The passage of Arizona’s Knife Preemption Law is precedent setting for knife owner rights. Arizona is the first state to establish specific preemption for knife laws and this represents the successful kick-off of Knife Rights’ National Knife Law Preemption Campaign, a key component of Knife Rightsâ€™ national legislative agenda to protect and enhance knife ownersâ€™ rights. Knife Rights anticipates that the Arizona preemption law will serve as a model for preemption efforts in other states whose citizens are subject to a similar patchwork of restrictive local knife laws with attendant civil rights issues. We have already been approached by a number of legislators and citizens who want to initiate knife law preemption for their states. Knife Rights will aggressively pursue these opportunities.
Knife Rights’ national strategy is to work to enact knife preemption laws throughout the United States. This would afford the same protection to knife owners that firearms owners in forty six states already enjoy (New Jersey is unique in that it provides for preemption for all criminal statues, which also includes knives, but it does not have a specific knife preemption law). Arizona is just the start.
Preemption prevents the creation of, or eliminates, a patchwork of ordinances and rules which serve to confuse or entrap those traveling within or through the state. A person traveling in a state without preemption laws could be charged with a violation of local law when they have no intention of violating the law. Further, local ordinances often violate the right to bear arms as guaranteed by the Second Amendment and, in many cases, by the stateâ€™s own constitution.
Knife Rights sincerely appreciates the strong legislative leadership provided by the bill’s primary sponsor, Arizona Senate Majority Leader Chuck Gray, as well as the support of co-sponsors: Senators Ron Gould, Russell Pearce, Frank Antenori, Jack Harper, Al Melvin, Jonathan Paton and Thayer Verschoor and Representatives David Gowan, Carl Seel, David Stevens, Cecil Ash, Ray Barnes, Andy Biggs, Judy Burges, Steve Court, Debbie Lesko, Steve Montenegro, Rick Murphy and Warde Nichols. Thanks also to all the legislators, from both sides of the aisle, who voted for the preemption bill.
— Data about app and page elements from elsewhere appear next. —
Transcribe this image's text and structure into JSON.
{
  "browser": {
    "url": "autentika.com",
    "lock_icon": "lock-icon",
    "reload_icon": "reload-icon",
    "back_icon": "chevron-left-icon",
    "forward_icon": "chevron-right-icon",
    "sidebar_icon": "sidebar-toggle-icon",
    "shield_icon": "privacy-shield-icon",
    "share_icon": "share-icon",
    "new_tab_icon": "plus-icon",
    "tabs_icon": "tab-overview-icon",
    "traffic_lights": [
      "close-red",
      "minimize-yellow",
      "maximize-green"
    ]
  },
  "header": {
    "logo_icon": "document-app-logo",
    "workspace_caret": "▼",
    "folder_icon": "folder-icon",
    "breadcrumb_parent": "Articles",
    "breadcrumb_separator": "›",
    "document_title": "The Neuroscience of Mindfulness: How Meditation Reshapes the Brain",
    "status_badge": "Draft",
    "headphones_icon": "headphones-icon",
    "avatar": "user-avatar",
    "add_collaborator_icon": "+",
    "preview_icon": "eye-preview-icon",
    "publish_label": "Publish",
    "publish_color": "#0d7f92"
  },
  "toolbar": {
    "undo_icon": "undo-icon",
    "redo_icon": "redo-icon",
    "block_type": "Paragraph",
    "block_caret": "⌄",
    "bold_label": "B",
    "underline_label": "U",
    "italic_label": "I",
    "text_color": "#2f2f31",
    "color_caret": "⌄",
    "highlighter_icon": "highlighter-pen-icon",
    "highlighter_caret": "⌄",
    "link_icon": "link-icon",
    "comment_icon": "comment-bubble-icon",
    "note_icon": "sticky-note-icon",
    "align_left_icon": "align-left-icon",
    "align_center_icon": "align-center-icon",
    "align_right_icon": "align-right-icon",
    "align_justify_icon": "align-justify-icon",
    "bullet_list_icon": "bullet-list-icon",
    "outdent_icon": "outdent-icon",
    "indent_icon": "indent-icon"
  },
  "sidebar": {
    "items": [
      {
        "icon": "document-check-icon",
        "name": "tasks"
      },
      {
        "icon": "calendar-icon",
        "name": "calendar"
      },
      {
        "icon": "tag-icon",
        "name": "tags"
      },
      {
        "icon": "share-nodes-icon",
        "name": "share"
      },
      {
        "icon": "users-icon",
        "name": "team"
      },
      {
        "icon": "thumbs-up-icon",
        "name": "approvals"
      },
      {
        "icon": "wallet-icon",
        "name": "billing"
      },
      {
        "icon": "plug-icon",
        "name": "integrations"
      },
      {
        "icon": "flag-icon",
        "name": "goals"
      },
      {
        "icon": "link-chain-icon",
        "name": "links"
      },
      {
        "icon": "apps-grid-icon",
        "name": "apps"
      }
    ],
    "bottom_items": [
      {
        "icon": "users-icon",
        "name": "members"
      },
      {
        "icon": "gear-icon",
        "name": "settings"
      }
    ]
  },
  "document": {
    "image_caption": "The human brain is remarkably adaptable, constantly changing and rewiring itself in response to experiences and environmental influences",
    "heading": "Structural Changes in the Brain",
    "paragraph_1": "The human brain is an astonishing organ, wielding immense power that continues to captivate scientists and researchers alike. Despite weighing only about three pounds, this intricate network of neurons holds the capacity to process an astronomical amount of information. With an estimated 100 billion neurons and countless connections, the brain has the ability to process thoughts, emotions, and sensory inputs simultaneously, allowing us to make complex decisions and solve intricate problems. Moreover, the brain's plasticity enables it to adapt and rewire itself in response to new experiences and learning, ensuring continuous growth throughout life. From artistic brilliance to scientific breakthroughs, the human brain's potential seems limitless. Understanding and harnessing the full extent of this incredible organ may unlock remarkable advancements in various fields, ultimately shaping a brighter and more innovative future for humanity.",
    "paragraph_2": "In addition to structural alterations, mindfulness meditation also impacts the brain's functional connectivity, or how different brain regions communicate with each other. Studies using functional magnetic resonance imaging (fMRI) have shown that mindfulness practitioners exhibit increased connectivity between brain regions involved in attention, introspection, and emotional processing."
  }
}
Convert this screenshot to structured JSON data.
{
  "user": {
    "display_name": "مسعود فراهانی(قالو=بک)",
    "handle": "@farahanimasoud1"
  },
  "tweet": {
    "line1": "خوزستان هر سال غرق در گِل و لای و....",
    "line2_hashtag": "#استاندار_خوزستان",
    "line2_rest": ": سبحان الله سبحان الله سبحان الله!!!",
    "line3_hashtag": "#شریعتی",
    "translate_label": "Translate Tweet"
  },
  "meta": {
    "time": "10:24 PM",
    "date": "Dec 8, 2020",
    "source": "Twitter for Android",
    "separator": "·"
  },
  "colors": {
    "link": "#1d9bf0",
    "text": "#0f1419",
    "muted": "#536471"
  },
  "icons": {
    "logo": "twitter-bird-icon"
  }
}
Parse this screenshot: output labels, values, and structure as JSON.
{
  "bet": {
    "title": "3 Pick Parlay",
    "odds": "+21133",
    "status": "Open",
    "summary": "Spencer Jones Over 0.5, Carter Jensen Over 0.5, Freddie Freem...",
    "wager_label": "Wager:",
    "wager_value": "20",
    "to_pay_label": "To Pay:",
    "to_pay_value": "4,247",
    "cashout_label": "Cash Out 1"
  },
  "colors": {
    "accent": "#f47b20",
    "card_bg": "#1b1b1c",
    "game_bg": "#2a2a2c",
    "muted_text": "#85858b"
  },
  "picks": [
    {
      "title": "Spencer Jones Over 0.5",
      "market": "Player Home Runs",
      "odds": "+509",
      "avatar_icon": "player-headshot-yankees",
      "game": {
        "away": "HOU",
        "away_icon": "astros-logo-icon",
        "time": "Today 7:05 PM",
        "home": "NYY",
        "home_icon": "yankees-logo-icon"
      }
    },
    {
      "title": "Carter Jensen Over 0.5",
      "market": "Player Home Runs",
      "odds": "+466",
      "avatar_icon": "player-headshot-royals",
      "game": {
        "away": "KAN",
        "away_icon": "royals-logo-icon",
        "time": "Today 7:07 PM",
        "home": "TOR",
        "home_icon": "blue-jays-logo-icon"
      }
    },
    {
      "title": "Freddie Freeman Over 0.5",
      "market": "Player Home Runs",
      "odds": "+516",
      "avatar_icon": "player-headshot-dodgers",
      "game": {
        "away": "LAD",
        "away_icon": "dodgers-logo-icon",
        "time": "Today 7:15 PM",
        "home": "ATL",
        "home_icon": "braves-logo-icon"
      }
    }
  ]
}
At a time when partisan politics seems the norm, the bipartisan support was very welcome and testament to the common-sense appeal of knife law preemption.
Knife Rights would like to express our appreciation for the support provided by Citizens Committee for the Right to Keep and Bear Arms, National Rifle Association (NRA), Arizonaâ€™s NRA affiliate, the Arizona State Rifle and Pistol Association, Arizona Citizens Defense League, Arizona Sportsmen for Wildlife, Copper State Cutlery Association and Arizona Knife Collectors Association.